◆ EXERCISE:
Take the listing and print it in full, exactly as given.

*** Opening EXTRACTED ENTRIES ***

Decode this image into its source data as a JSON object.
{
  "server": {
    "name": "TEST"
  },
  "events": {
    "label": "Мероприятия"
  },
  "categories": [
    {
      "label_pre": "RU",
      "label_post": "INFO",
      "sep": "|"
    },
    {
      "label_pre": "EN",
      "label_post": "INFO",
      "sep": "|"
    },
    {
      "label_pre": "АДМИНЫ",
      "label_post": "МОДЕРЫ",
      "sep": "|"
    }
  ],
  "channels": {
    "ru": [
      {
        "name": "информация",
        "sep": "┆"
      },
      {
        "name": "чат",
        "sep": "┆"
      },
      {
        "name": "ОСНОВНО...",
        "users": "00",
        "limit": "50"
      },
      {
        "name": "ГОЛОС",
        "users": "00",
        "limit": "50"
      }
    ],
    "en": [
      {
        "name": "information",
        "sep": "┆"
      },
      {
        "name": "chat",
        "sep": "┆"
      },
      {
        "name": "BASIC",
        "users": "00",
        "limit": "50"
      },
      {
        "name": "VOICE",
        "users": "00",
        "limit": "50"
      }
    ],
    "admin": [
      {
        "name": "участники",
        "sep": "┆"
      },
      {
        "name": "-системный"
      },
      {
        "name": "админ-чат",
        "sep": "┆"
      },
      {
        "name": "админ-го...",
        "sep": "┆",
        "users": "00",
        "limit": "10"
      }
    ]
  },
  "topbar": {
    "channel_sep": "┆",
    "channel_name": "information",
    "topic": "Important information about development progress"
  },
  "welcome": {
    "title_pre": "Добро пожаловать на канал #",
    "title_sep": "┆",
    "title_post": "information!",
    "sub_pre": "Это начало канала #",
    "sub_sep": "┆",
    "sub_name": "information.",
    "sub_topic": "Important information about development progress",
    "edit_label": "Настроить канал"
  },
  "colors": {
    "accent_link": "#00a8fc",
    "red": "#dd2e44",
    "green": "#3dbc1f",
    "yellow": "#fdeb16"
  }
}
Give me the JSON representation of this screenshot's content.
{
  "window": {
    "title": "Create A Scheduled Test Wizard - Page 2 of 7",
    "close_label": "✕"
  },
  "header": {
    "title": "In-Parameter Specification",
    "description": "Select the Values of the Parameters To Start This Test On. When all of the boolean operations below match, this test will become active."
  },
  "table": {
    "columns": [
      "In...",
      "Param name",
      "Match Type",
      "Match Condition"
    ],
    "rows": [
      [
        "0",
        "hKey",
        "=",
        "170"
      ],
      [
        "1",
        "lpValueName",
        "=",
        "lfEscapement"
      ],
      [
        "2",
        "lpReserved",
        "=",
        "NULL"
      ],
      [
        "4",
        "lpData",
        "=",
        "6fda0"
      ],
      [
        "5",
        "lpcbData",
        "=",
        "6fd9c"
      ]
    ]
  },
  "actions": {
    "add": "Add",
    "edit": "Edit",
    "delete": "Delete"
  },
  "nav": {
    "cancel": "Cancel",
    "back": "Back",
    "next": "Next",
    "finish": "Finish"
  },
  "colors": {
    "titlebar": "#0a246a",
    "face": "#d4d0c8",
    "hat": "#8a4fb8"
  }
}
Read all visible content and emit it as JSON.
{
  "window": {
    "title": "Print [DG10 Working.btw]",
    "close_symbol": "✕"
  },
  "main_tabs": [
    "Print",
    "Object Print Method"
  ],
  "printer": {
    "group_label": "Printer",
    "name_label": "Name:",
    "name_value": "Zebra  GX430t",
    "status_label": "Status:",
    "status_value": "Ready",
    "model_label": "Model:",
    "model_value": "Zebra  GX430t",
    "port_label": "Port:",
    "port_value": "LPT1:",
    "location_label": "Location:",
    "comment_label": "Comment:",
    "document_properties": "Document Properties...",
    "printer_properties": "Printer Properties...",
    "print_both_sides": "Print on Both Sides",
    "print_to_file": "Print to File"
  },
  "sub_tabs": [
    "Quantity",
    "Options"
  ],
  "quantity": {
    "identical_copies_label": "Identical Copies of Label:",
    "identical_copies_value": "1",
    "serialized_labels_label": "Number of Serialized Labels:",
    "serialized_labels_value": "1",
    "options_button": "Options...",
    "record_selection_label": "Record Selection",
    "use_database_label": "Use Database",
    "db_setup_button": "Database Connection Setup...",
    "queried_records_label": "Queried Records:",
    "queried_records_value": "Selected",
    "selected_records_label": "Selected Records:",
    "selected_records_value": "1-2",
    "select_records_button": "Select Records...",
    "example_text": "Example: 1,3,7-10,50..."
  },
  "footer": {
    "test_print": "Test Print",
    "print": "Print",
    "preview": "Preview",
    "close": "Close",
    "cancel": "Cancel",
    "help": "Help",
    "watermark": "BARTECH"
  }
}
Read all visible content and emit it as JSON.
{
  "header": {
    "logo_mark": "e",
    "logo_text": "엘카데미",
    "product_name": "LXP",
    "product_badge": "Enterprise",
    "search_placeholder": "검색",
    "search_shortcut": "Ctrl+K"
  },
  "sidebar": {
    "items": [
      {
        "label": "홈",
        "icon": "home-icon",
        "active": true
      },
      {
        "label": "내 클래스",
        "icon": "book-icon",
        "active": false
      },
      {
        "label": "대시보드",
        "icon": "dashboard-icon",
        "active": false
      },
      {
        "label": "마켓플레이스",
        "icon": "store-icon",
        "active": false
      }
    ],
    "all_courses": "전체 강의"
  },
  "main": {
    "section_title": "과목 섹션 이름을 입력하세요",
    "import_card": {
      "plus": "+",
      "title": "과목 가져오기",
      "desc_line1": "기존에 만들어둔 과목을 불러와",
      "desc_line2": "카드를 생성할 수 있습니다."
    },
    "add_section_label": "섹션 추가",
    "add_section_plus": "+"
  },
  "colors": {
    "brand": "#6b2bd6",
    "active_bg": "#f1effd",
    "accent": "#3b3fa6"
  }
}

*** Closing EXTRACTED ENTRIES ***

◆ RESULT FOR THIS TASK:
Decode this image into its source data as a JSON object.
{
  "server": {
    "name": "TEST"
  },
  "events": {
    "label": "Мероприятия"
  },
  "categories": [
    {
      "label_pre": "RU",
      "label_post": "INFO",
      "sep": "|"
    },
    {
      "label_pre": "EN",
      "label_post": "INFO",
      "sep": "|"
    },
    {
      "label_pre": "АДМИНЫ",
      "label_post": "МОДЕРЫ",
      "sep": "|"
    }
  ],
  "channels": {
    "ru": [
      {
        "name": "информация",
        "sep": "┆"
      },
      {
        "name": "чат",
        "sep": "┆"
      },
      {
        "name": "ОСНОВНО...",
        "users": "00",
        "limit": "50"
      },
      {
        "name": "ГОЛОС",
        "users": "00",
        "limit": "50"
      }
    ],
    "en": [
      {
        "name": "information",
        "sep": "┆"
      },
      {
        "name": "chat",
        "sep": "┆"
      },
      {
        "name": "BASIC",
        "users": "00",
        "limit": "50"
      },
      {
        "name": "VOICE",
        "users": "00",
        "limit": "50"
      }
    ],
    "admin": [
      {
        "name": "участники",
        "sep": "┆"
      },
      {
        "name": "-системный"
      },
      {
        "name": "админ-чат",
        "sep": "┆"
      },
      {
        "name": "админ-го...",
        "sep": "┆",
        "users": "00",
        "limit": "10"
      }
    ]
  },
  "topbar": {
    "channel_sep": "┆",
    "channel_name": "information",
    "topic": "Important information about development progress"
  },
  "welcome": {
    "title_pre": "Добро пожаловать на канал #",
    "title_sep": "┆",
    "title_post": "information!",
    "sub_pre": "Это начало канала #",
    "sub_sep": "┆",
    "sub_name": "information.",
    "sub_topic": "Important information about development progress",
    "edit_label": "Настроить канал"
  },
  "colors": {
    "accent_link": "#00a8fc",
    "red": "#dd2e44",
    "green": "#3dbc1f",
    "yellow": "#fdeb16"
  }
}
Give me the JSON representation of this screenshot's content.
{
  "window": {
    "title": "Create A Scheduled Test Wizard - Page 2 of 7",
    "close_label": "✕"
  },
  "header": {
    "title": "In-Parameter Specification",
    "description": "Select the Values of the Parameters To Start This Test On. When all of the boolean operations below match, this test will become active."
  },
  "table": {
    "columns": [
      "In...",
      "Param name",
      "Match Type",
      "Match Condition"
    ],
    "rows": [
      [
        "0",
        "hKey",
        "=",
        "170"
      ],
      [
        "1",
        "lpValueName",
        "=",
        "lfEscapement"
      ],
      [
        "2",
        "lpReserved",
        "=",
        "NULL"
      ],
      [
        "4",
        "lpData",
        "=",
        "6fda0"
      ],
      [
        "5",
        "lpcbData",
        "=",
        "6fd9c"
      ]
    ]
  },
  "actions": {
    "add": "Add",
    "edit": "Edit",
    "delete": "Delete"
  },
  "nav": {
    "cancel": "Cancel",
    "back": "Back",
    "next": "Next",
    "finish": "Finish"
  },
  "colors": {
    "titlebar": "#0a246a",
    "face": "#d4d0c8",
    "hat": "#8a4fb8"
  }
}
Read all visible content and emit it as JSON.
{
  "window": {
    "title": "Print [DG10 Working.btw]",
    "close_symbol": "✕"
  },
  "main_tabs": [
    "Print",
    "Object Print Method"
  ],
  "printer": {
    "group_label": "Printer",
    "name_label": "Name:",
    "name_value": "Zebra  GX430t",
    "status_label": "Status:",
    "status_value": "Ready",
    "model_label": "Model:",
    "model_value": "Zebra  GX430t",
    "port_label": "Port:",
    "port_value": "LPT1:",
    "location_label": "Location:",
    "comment_label": "Comment:",
    "document_properties": "Document Properties...",
    "printer_properties": "Printer Properties...",
    "print_both_sides": "Print on Both Sides",
    "print_to_file": "Print to File"
  },
  "sub_tabs": [
    "Quantity",
    "Options"
  ],
  "quantity": {
    "identical_copies_label": "Identical Copies of Label:",
    "identical_copies_value": "1",
    "serialized_labels_label": "Number of Serialized Labels:",
    "serialized_labels_value": "1",
    "options_button": "Options...",
    "record_selection_label": "Record Selection",
    "use_database_label": "Use Database",
    "db_setup_button": "Database Connection Setup...",
    "queried_records_label": "Queried Records:",
    "queried_records_value": "Selected",
    "selected_records_label": "Selected Records:",
    "selected_records_value": "1-2",
    "select_records_button": "Select Records...",
    "example_text": "Example: 1,3,7-10,50..."
  },
  "footer": {
    "test_print": "Test Print",
    "print": "Print",
    "preview": "Preview",
    "close": "Close",
    "cancel": "Cancel",
    "help": "Help",
    "watermark": "BARTECH"
  }
}
Read all visible content and emit it as JSON.
{
  "header": {
    "logo_mark": "e",
    "logo_text": "엘카데미",
    "product_name": "LXP",
    "product_badge": "Enterprise",
    "search_placeholder": "검색",
    "search_shortcut": "Ctrl+K"
  },
  "sidebar": {
    "items": [
      {
        "label": "홈",
        "icon": "home-icon",
        "active": true
      },
      {
        "label": "내 클래스",
        "icon": "book-icon",
        "active": false
      },
      {
        "label": "대시보드",
        "icon": "dashboard-icon",
        "active": false
      },
      {
        "label": "마켓플레이스",
        "icon": "store-icon",
        "active": false
      }
    ],
    "all_courses": "전체 강의"
  },
  "main": {
    "section_title": "과목 섹션 이름을 입력하세요",
    "import_card": {
      "plus": "+",
      "title": "과목 가져오기",
      "desc_line1": "기존에 만들어둔 과목을 불러와",
      "desc_line2": "카드를 생성할 수 있습니다."
    },
    "add_section_label": "섹션 추가",
    "add_section_plus": "+"
  },
  "colors": {
    "brand": "#6b2bd6",
    "active_bg": "#f1effd",
    "accent": "#3b3fa6"
  }
}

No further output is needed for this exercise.